The director of the award-winning documentary The War Tapes, Deborah Scranton is committed to using new technology to give people power to tell their own stories.
Filmmaker Deborah Scranton helps real people tell compelling, honest stories. Her 2006 documentary The War Tapes put cameras in the hands of National Guard troops stationed in Camp Anaconda, in Iraq. Through their raw footage and diaries, they brought home a truth that we at home would never otherwise know about what one soldier calls "the war for cheese."
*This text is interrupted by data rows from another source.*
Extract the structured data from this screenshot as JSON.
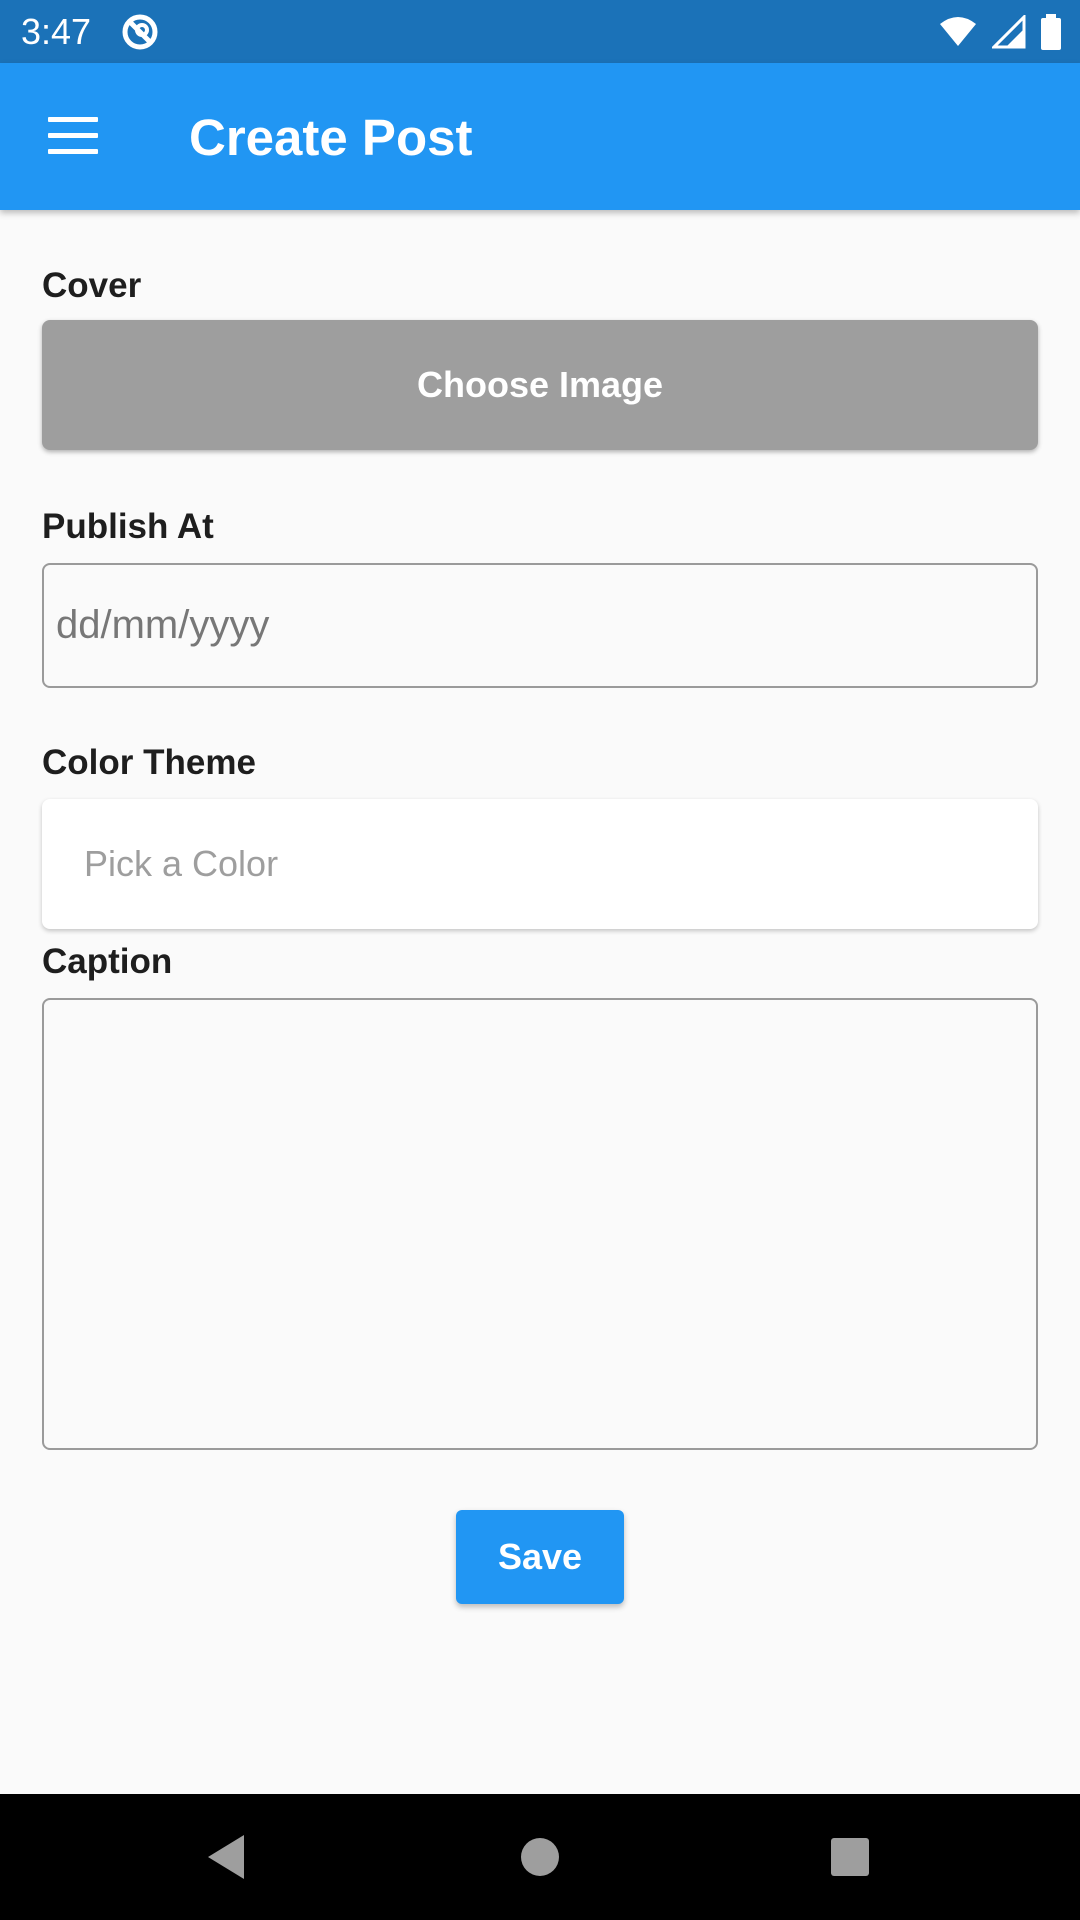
{
  "status_bar": {
    "time": "3:47",
    "icons": [
      "app-notification-icon",
      "wifi-icon",
      "cell-signal-icon",
      "battery-icon"
    ]
  },
  "app_bar": {
    "title": "Create Post",
    "menu_icon": "menu-icon",
    "background_color": "#2196f3"
  },
  "form": {
    "cover": {
      "label": "Cover",
      "button_label": "Choose Image"
    },
    "publish_at": {
      "label": "Publish At",
      "placeholder": "dd/mm/yyyy",
      "value": ""
    },
    "color_theme": {
      "label": "Color Theme",
      "placeholder": "Pick a Color"
    },
    "caption": {
      "label": "Caption",
      "value": ""
    },
    "save_label": "Save"
  },
  "nav_bar": {
    "buttons": [
      "back-icon",
      "home-icon",
      "recents-icon"
    ]
  },
  "colors": {
    "primary": "#2196f3",
    "status_bar": "#1b72b8",
    "choose_image_button": "#9e9e9e",
    "background": "#fafafa"
  }
}
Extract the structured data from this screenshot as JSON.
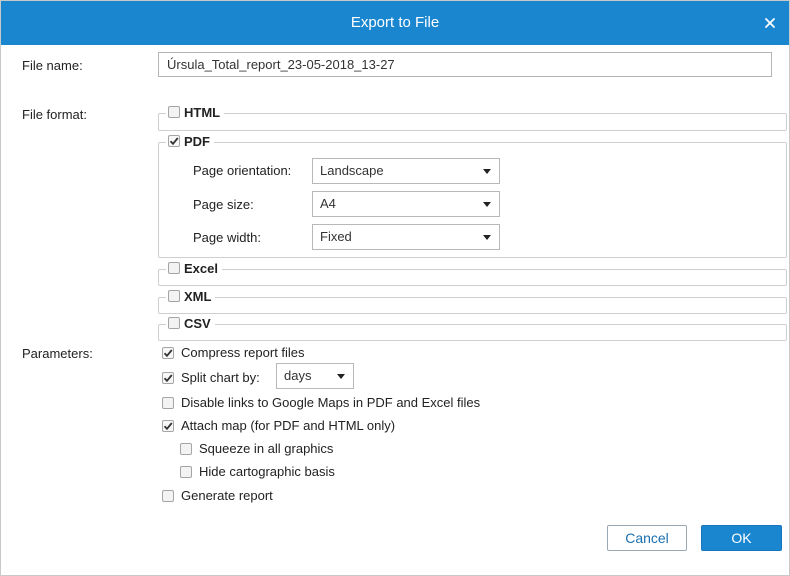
{
  "dialog": {
    "title": "Export to File"
  },
  "file_name": {
    "label": "File name:",
    "value": "Úrsula_Total_report_23-05-2018_13-27"
  },
  "file_format": {
    "label": "File format:",
    "html": {
      "label": "HTML",
      "checked": false
    },
    "pdf": {
      "label": "PDF",
      "checked": true,
      "orientation": {
        "label": "Page orientation:",
        "value": "Landscape"
      },
      "size": {
        "label": "Page size:",
        "value": "A4"
      },
      "width": {
        "label": "Page width:",
        "value": "Fixed"
      }
    },
    "excel": {
      "label": "Excel",
      "checked": false
    },
    "xml": {
      "label": "XML",
      "checked": false
    },
    "csv": {
      "label": "CSV",
      "checked": false
    }
  },
  "parameters": {
    "label": "Parameters:",
    "compress": {
      "label": "Compress report files",
      "checked": true
    },
    "split_chart": {
      "label": "Split chart by:",
      "checked": true,
      "value": "days"
    },
    "disable_links": {
      "label": "Disable links to Google Maps in PDF and Excel files",
      "checked": false
    },
    "attach_map": {
      "label": "Attach map (for PDF and HTML only)",
      "checked": true
    },
    "squeeze": {
      "label": "Squeeze in all graphics",
      "checked": false
    },
    "hide_basis": {
      "label": "Hide cartographic basis",
      "checked": false
    },
    "generate": {
      "label": "Generate report",
      "checked": false
    }
  },
  "buttons": {
    "cancel": "Cancel",
    "ok": "OK"
  },
  "colors": {
    "accent": "#1a86d0",
    "border": "#cfcfcf",
    "cancel_text": "#1a6fb0"
  },
  "icons": {
    "close": "close-icon",
    "check": "checkmark-icon",
    "dropdown": "chevron-down-icon"
  }
}
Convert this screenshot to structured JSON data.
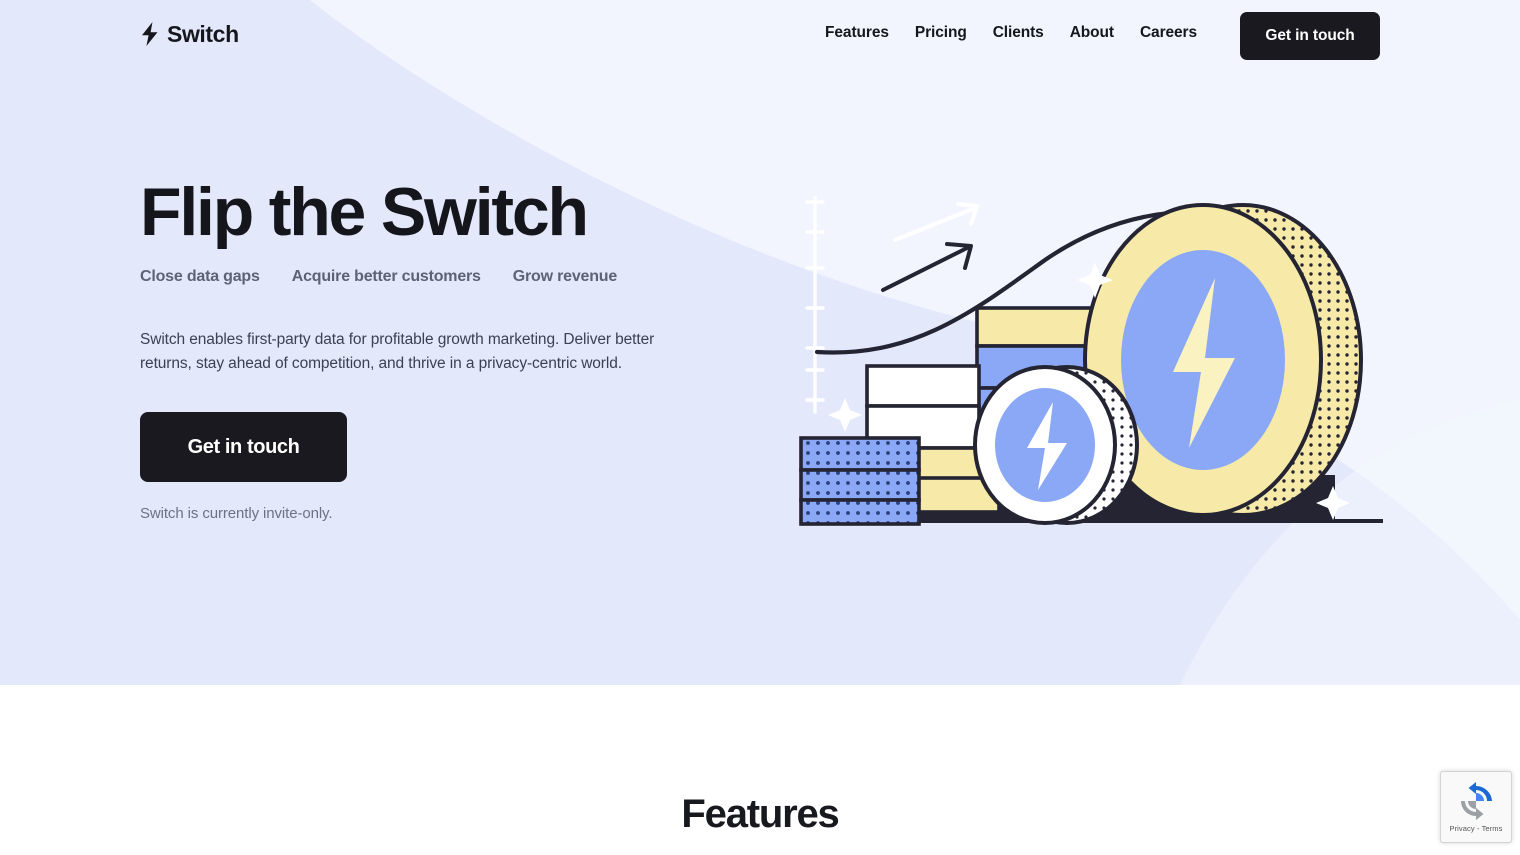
{
  "brand": {
    "name": "Switch",
    "logo_icon": "lightning-bolt-icon"
  },
  "nav": {
    "links": [
      {
        "label": "Features"
      },
      {
        "label": "Pricing"
      },
      {
        "label": "Clients"
      },
      {
        "label": "About"
      },
      {
        "label": "Careers"
      }
    ],
    "cta_label": "Get in touch"
  },
  "hero": {
    "title": "Flip the Switch",
    "taglines": [
      "Close data gaps",
      "Acquire better customers",
      "Grow revenue"
    ],
    "paragraph": "Switch enables first-party data for profitable growth marketing. Deliver better returns, stay ahead of competition, and thrive in a privacy-centric world.",
    "cta_label": "Get in touch",
    "note": "Switch is currently invite-only.",
    "illustration_alt": "coins-and-growth-chart-illustration"
  },
  "features_section": {
    "title": "Features"
  },
  "recaptcha": {
    "label": "Privacy - Terms",
    "icon": "recaptcha-icon"
  },
  "colors": {
    "hero_background": "#e3e9fb",
    "hero_background_light": "#f2f5fd",
    "wave_shade": "#ccd7f5",
    "dark": "#19191f",
    "coin_yellow": "#f7eaa8",
    "coin_blue": "#8aa8f5",
    "outline": "#242433",
    "white": "#ffffff",
    "muted_text": "#5d6373"
  }
}
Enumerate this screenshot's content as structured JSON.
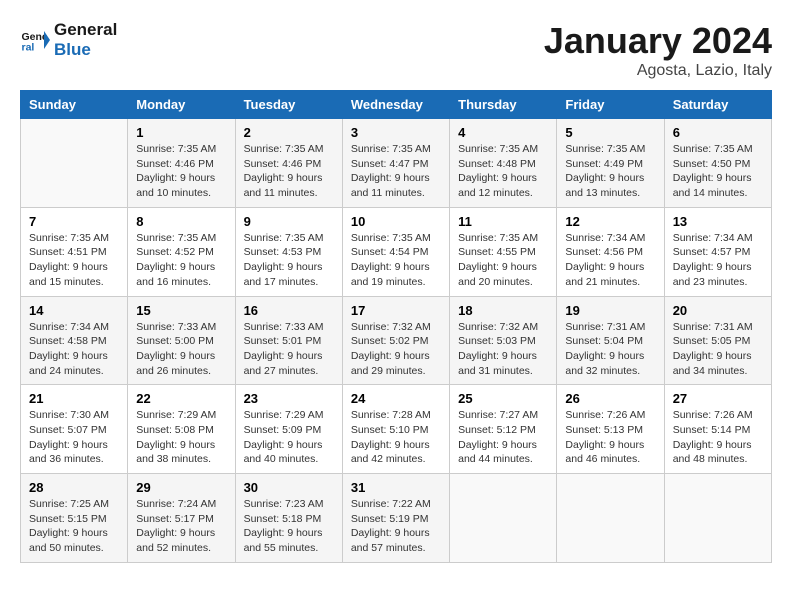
{
  "logo": {
    "line1": "General",
    "line2": "Blue"
  },
  "title": "January 2024",
  "subtitle": "Agosta, Lazio, Italy",
  "days_header": [
    "Sunday",
    "Monday",
    "Tuesday",
    "Wednesday",
    "Thursday",
    "Friday",
    "Saturday"
  ],
  "weeks": [
    [
      {
        "day": "",
        "info": ""
      },
      {
        "day": "1",
        "info": "Sunrise: 7:35 AM\nSunset: 4:46 PM\nDaylight: 9 hours\nand 10 minutes."
      },
      {
        "day": "2",
        "info": "Sunrise: 7:35 AM\nSunset: 4:46 PM\nDaylight: 9 hours\nand 11 minutes."
      },
      {
        "day": "3",
        "info": "Sunrise: 7:35 AM\nSunset: 4:47 PM\nDaylight: 9 hours\nand 11 minutes."
      },
      {
        "day": "4",
        "info": "Sunrise: 7:35 AM\nSunset: 4:48 PM\nDaylight: 9 hours\nand 12 minutes."
      },
      {
        "day": "5",
        "info": "Sunrise: 7:35 AM\nSunset: 4:49 PM\nDaylight: 9 hours\nand 13 minutes."
      },
      {
        "day": "6",
        "info": "Sunrise: 7:35 AM\nSunset: 4:50 PM\nDaylight: 9 hours\nand 14 minutes."
      }
    ],
    [
      {
        "day": "7",
        "info": "Sunrise: 7:35 AM\nSunset: 4:51 PM\nDaylight: 9 hours\nand 15 minutes."
      },
      {
        "day": "8",
        "info": "Sunrise: 7:35 AM\nSunset: 4:52 PM\nDaylight: 9 hours\nand 16 minutes."
      },
      {
        "day": "9",
        "info": "Sunrise: 7:35 AM\nSunset: 4:53 PM\nDaylight: 9 hours\nand 17 minutes."
      },
      {
        "day": "10",
        "info": "Sunrise: 7:35 AM\nSunset: 4:54 PM\nDaylight: 9 hours\nand 19 minutes."
      },
      {
        "day": "11",
        "info": "Sunrise: 7:35 AM\nSunset: 4:55 PM\nDaylight: 9 hours\nand 20 minutes."
      },
      {
        "day": "12",
        "info": "Sunrise: 7:34 AM\nSunset: 4:56 PM\nDaylight: 9 hours\nand 21 minutes."
      },
      {
        "day": "13",
        "info": "Sunrise: 7:34 AM\nSunset: 4:57 PM\nDaylight: 9 hours\nand 23 minutes."
      }
    ],
    [
      {
        "day": "14",
        "info": "Sunrise: 7:34 AM\nSunset: 4:58 PM\nDaylight: 9 hours\nand 24 minutes."
      },
      {
        "day": "15",
        "info": "Sunrise: 7:33 AM\nSunset: 5:00 PM\nDaylight: 9 hours\nand 26 minutes."
      },
      {
        "day": "16",
        "info": "Sunrise: 7:33 AM\nSunset: 5:01 PM\nDaylight: 9 hours\nand 27 minutes."
      },
      {
        "day": "17",
        "info": "Sunrise: 7:32 AM\nSunset: 5:02 PM\nDaylight: 9 hours\nand 29 minutes."
      },
      {
        "day": "18",
        "info": "Sunrise: 7:32 AM\nSunset: 5:03 PM\nDaylight: 9 hours\nand 31 minutes."
      },
      {
        "day": "19",
        "info": "Sunrise: 7:31 AM\nSunset: 5:04 PM\nDaylight: 9 hours\nand 32 minutes."
      },
      {
        "day": "20",
        "info": "Sunrise: 7:31 AM\nSunset: 5:05 PM\nDaylight: 9 hours\nand 34 minutes."
      }
    ],
    [
      {
        "day": "21",
        "info": "Sunrise: 7:30 AM\nSunset: 5:07 PM\nDaylight: 9 hours\nand 36 minutes."
      },
      {
        "day": "22",
        "info": "Sunrise: 7:29 AM\nSunset: 5:08 PM\nDaylight: 9 hours\nand 38 minutes."
      },
      {
        "day": "23",
        "info": "Sunrise: 7:29 AM\nSunset: 5:09 PM\nDaylight: 9 hours\nand 40 minutes."
      },
      {
        "day": "24",
        "info": "Sunrise: 7:28 AM\nSunset: 5:10 PM\nDaylight: 9 hours\nand 42 minutes."
      },
      {
        "day": "25",
        "info": "Sunrise: 7:27 AM\nSunset: 5:12 PM\nDaylight: 9 hours\nand 44 minutes."
      },
      {
        "day": "26",
        "info": "Sunrise: 7:26 AM\nSunset: 5:13 PM\nDaylight: 9 hours\nand 46 minutes."
      },
      {
        "day": "27",
        "info": "Sunrise: 7:26 AM\nSunset: 5:14 PM\nDaylight: 9 hours\nand 48 minutes."
      }
    ],
    [
      {
        "day": "28",
        "info": "Sunrise: 7:25 AM\nSunset: 5:15 PM\nDaylight: 9 hours\nand 50 minutes."
      },
      {
        "day": "29",
        "info": "Sunrise: 7:24 AM\nSunset: 5:17 PM\nDaylight: 9 hours\nand 52 minutes."
      },
      {
        "day": "30",
        "info": "Sunrise: 7:23 AM\nSunset: 5:18 PM\nDaylight: 9 hours\nand 55 minutes."
      },
      {
        "day": "31",
        "info": "Sunrise: 7:22 AM\nSunset: 5:19 PM\nDaylight: 9 hours\nand 57 minutes."
      },
      {
        "day": "",
        "info": ""
      },
      {
        "day": "",
        "info": ""
      },
      {
        "day": "",
        "info": ""
      }
    ]
  ]
}
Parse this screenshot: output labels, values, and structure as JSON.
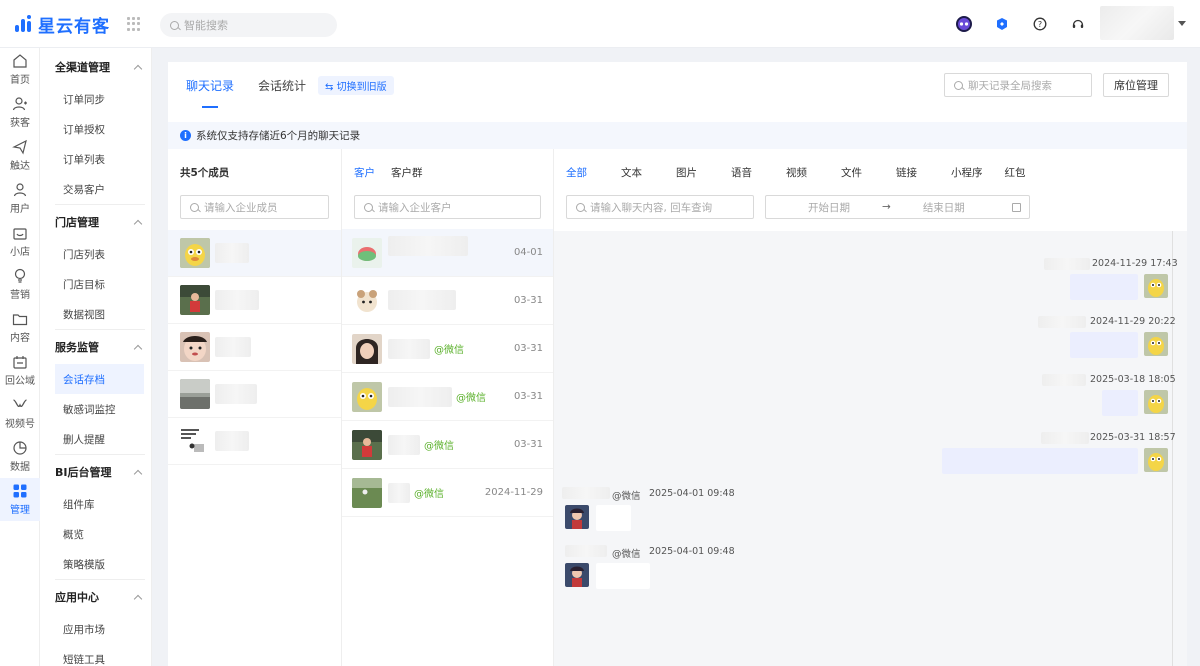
{
  "app": {
    "logo_text": "星云有客"
  },
  "topbar": {
    "search_placeholder": "智能搜索"
  },
  "rail": [
    {
      "label": "首页",
      "icon": "home-icon"
    },
    {
      "label": "获客",
      "icon": "user-add-icon"
    },
    {
      "label": "触达",
      "icon": "send-icon"
    },
    {
      "label": "用户",
      "icon": "user-icon"
    },
    {
      "label": "小店",
      "icon": "shop-icon"
    },
    {
      "label": "营销",
      "icon": "bulb-icon"
    },
    {
      "label": "内容",
      "icon": "folder-icon"
    },
    {
      "label": "回公域",
      "icon": "return-icon"
    },
    {
      "label": "视频号",
      "icon": "video-icon"
    },
    {
      "label": "数据",
      "icon": "pie-icon"
    },
    {
      "label": "管理",
      "icon": "grid-icon"
    }
  ],
  "menu": {
    "groups": [
      {
        "title": "全渠道管理",
        "items": [
          "订单同步",
          "订单授权",
          "订单列表",
          "交易客户"
        ]
      },
      {
        "title": "门店管理",
        "items": [
          "门店列表",
          "门店目标",
          "数据视图"
        ]
      },
      {
        "title": "服务监管",
        "items": [
          "会话存档",
          "敏感词监控",
          "删人提醒"
        ]
      },
      {
        "title": "BI后台管理",
        "items": [
          "组件库",
          "概览",
          "策略模版"
        ]
      },
      {
        "title": "应用中心",
        "items": [
          "应用市场",
          "短链工具"
        ]
      }
    ]
  },
  "main": {
    "tabs": [
      "聊天记录",
      "会话统计"
    ],
    "switch_label": "⇆ 切换到旧版",
    "global_search_placeholder": "聊天记录全局搜索",
    "seat_button": "席位管理",
    "notice": "系统仅支持存储近6个月的聊天记录"
  },
  "members": {
    "title": "共5个成员",
    "search_placeholder": "请输入企业成员"
  },
  "customers": {
    "tabs": [
      "客户",
      "客户群"
    ],
    "search_placeholder": "请输入企业客户",
    "rows": [
      {
        "tag": "",
        "date": "04-01"
      },
      {
        "tag": "",
        "date": "03-31"
      },
      {
        "tag": "@微信",
        "date": "03-31"
      },
      {
        "tag": "@微信",
        "date": "03-31"
      },
      {
        "tag": "@微信",
        "date": "03-31"
      },
      {
        "tag": "@微信",
        "date": "2024-11-29"
      }
    ]
  },
  "chat": {
    "filters": [
      "全部",
      "文本",
      "图片",
      "语音",
      "视频",
      "文件",
      "链接",
      "小程序",
      "红包"
    ],
    "search_placeholder": "请输入聊天内容, 回车查询",
    "start_date": "开始日期",
    "end_date": "结束日期",
    "date_sep": "→",
    "messages_right": [
      "2024-11-29 17:43",
      "2024-11-29 20:22",
      "2025-03-18 18:05",
      "2025-03-31 18:57"
    ],
    "messages_left": [
      {
        "tag": "@微信",
        "time": "2025-04-01 09:48"
      },
      {
        "tag": "@微信",
        "time": "2025-04-01 09:48"
      }
    ]
  }
}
Scranton has also created the TV documentary Stories from Silence, Witness to War, which tells the stories of World War II veterans in living New Hampshire. Her latest film appeared at the 2010 Tribeca film festival. Entitled Earth Made of Glass, the film examines the consequences of the Rwandan genocide on the personal and political level 15 years later. She's currently working on a nonfiction feature film that will, in her words, "tell the US-Mexico immigration and border story from the inside out -- putting cameras in the hands of the Border Patrol ... ranchers who live on the land being crossed, humanitarians who leave water in the desert trying to save lives, coyotes ..."